======== MATERIAL PROVIDED
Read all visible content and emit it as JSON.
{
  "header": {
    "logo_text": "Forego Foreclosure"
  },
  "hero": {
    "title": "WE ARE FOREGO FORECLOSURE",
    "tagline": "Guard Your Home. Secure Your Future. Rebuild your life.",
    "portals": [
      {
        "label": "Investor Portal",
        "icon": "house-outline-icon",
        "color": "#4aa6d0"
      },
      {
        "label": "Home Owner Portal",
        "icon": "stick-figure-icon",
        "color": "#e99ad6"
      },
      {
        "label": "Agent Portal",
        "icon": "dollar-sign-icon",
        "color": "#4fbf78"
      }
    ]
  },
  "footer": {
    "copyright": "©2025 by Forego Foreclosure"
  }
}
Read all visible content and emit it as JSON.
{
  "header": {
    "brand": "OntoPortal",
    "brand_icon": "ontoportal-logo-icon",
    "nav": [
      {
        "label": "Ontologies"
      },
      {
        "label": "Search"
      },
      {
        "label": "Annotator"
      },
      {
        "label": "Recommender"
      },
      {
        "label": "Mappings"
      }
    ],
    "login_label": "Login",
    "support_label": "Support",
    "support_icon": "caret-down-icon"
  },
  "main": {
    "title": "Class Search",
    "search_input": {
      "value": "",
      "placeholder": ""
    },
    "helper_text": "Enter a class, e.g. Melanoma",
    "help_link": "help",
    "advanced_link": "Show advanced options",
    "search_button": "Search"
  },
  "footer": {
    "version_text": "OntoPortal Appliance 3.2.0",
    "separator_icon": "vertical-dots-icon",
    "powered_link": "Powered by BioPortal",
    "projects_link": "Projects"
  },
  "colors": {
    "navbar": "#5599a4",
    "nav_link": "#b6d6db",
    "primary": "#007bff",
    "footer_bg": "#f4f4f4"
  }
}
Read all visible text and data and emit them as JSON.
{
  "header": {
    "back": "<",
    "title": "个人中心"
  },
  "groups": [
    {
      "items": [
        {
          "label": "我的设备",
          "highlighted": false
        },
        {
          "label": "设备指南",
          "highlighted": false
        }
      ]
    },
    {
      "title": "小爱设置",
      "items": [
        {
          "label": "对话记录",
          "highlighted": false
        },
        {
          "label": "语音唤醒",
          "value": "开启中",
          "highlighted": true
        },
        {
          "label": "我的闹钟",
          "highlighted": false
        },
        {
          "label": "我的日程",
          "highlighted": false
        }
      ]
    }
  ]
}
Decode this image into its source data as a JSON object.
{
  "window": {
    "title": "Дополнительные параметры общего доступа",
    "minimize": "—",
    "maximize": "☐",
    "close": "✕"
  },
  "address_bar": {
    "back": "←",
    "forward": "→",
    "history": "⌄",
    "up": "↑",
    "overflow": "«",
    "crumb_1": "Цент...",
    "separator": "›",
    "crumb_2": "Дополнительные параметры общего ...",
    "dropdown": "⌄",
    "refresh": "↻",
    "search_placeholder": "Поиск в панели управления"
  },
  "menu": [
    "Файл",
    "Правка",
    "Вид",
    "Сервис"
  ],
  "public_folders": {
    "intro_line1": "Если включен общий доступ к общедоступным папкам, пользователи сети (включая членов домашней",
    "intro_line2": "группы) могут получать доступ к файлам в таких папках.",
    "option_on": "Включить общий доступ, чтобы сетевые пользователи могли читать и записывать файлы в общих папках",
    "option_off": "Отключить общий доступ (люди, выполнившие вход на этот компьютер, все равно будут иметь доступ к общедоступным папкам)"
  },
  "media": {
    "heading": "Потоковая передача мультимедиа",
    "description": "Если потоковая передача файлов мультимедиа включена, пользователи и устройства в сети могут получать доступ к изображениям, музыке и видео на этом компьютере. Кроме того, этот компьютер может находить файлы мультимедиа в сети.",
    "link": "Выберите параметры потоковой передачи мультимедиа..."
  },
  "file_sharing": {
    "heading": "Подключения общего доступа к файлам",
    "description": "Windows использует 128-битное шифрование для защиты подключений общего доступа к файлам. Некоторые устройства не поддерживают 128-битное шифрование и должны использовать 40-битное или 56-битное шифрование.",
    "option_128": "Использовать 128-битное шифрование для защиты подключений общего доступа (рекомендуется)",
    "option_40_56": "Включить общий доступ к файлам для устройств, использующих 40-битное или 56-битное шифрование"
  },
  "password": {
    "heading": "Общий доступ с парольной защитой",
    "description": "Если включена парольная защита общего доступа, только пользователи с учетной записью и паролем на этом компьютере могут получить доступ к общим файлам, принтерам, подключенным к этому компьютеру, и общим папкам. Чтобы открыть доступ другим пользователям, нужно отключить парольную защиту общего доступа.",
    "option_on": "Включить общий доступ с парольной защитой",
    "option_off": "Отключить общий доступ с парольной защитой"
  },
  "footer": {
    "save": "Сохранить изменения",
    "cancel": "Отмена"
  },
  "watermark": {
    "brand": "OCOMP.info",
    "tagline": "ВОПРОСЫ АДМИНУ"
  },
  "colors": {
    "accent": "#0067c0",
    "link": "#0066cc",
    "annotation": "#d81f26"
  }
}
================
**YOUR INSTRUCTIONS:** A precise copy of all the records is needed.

**SOLUTION FOR THIS EXERCISE:**
Read all visible content and emit it as JSON.
{
  "header": {
    "logo_text": "Forego Foreclosure"
  },
  "hero": {
    "title": "WE ARE FOREGO FORECLOSURE",
    "tagline": "Guard Your Home. Secure Your Future. Rebuild your life.",
    "portals": [
      {
        "label": "Investor Portal",
        "icon": "house-outline-icon",
        "color": "#4aa6d0"
      },
      {
        "label": "Home Owner Portal",
        "icon": "stick-figure-icon",
        "color": "#e99ad6"
      },
      {
        "label": "Agent Portal",
        "icon": "dollar-sign-icon",
        "color": "#4fbf78"
      }
    ]
  },
  "footer": {
    "copyright": "©2025 by Forego Foreclosure"
  }
}
Read all visible content and emit it as JSON.
{
  "header": {
    "brand": "OntoPortal",
    "brand_icon": "ontoportal-logo-icon",
    "nav": [
      {
        "label": "Ontologies"
      },
      {
        "label": "Search"
      },
      {
        "label": "Annotator"
      },
      {
        "label": "Recommender"
      },
      {
        "label": "Mappings"
      }
    ],
    "login_label": "Login",
    "support_label": "Support",
    "support_icon": "caret-down-icon"
  },
  "main": {
    "title": "Class Search",
    "search_input": {
      "value": "",
      "placeholder": ""
    },
    "helper_text": "Enter a class, e.g. Melanoma",
    "help_link": "help",
    "advanced_link": "Show advanced options",
    "search_button": "Search"
  },
  "footer": {
    "version_text": "OntoPortal Appliance 3.2.0",
    "separator_icon": "vertical-dots-icon",
    "powered_link": "Powered by BioPortal",
    "projects_link": "Projects"
  },
  "colors": {
    "navbar": "#5599a4",
    "nav_link": "#b6d6db",
    "primary": "#007bff",
    "footer_bg": "#f4f4f4"
  }
}
Read all visible text and data and emit them as JSON.
{
  "header": {
    "back": "<",
    "title": "个人中心"
  },
  "groups": [
    {
      "items": [
        {
          "label": "我的设备",
          "highlighted": false
        },
        {
          "label": "设备指南",
          "highlighted": false
        }
      ]
    },
    {
      "title": "小爱设置",
      "items": [
        {
          "label": "对话记录",
          "highlighted": false
        },
        {
          "label": "语音唤醒",
          "value": "开启中",
          "highlighted": true
        },
        {
          "label": "我的闹钟",
          "highlighted": false
        },
        {
          "label": "我的日程",
          "highlighted": false
        }
      ]
    }
  ]
}
Decode this image into its source data as a JSON object.
{
  "window": {
    "title": "Дополнительные параметры общего доступа",
    "minimize": "—",
    "maximize": "☐",
    "close": "✕"
  },
  "address_bar": {
    "back": "←",
    "forward": "→",
    "history": "⌄",
    "up": "↑",
    "overflow": "«",
    "crumb_1": "Цент...",
    "separator": "›",
    "crumb_2": "Дополнительные параметры общего ...",
    "dropdown": "⌄",
    "refresh": "↻",
    "search_placeholder": "Поиск в панели управления"
  },
  "menu": [
    "Файл",
    "Правка",
    "Вид",
    "Сервис"
  ],
  "public_folders": {
    "intro_line1": "Если включен общий доступ к общедоступным папкам, пользователи сети (включая членов домашней",
    "intro_line2": "группы) могут получать доступ к файлам в таких папках.",
    "option_on": "Включить общий доступ, чтобы сетевые пользователи могли читать и записывать файлы в общих папках",
    "option_off": "Отключить общий доступ (люди, выполнившие вход на этот компьютер, все равно будут иметь доступ к общедоступным папкам)"
  },
  "media": {
    "heading": "Потоковая передача мультимедиа",
    "description": "Если потоковая передача файлов мультимедиа включена, пользователи и устройства в сети могут получать доступ к изображениям, музыке и видео на этом компьютере. Кроме того, этот компьютер может находить файлы мультимедиа в сети.",
    "link": "Выберите параметры потоковой передачи мультимедиа..."
  },
  "file_sharing": {
    "heading": "Подключения общего доступа к файлам",
    "description": "Windows использует 128-битное шифрование для защиты подключений общего доступа к файлам. Некоторые устройства не поддерживают 128-битное шифрование и должны использовать 40-битное или 56-битное шифрование.",
    "option_128": "Использовать 128-битное шифрование для защиты подключений общего доступа (рекомендуется)",
    "option_40_56": "Включить общий доступ к файлам для устройств, использующих 40-битное или 56-битное шифрование"
  },
  "password": {
    "heading": "Общий доступ с парольной защитой",
    "description": "Если включена парольная защита общего доступа, только пользователи с учетной записью и паролем на этом компьютере могут получить доступ к общим файлам, принтерам, подключенным к этому компьютеру, и общим папкам. Чтобы открыть доступ другим пользователям, нужно отключить парольную защиту общего доступа.",
    "option_on": "Включить общий доступ с парольной защитой",
    "option_off": "Отключить общий доступ с парольной защитой"
  },
  "footer": {
    "save": "Сохранить изменения",
    "cancel": "Отмена"
  },
  "watermark": {
    "brand": "OCOMP.info",
    "tagline": "ВОПРОСЫ АДМИНУ"
  },
  "colors": {
    "accent": "#0067c0",
    "link": "#0066cc",
    "annotation": "#d81f26"
  }
}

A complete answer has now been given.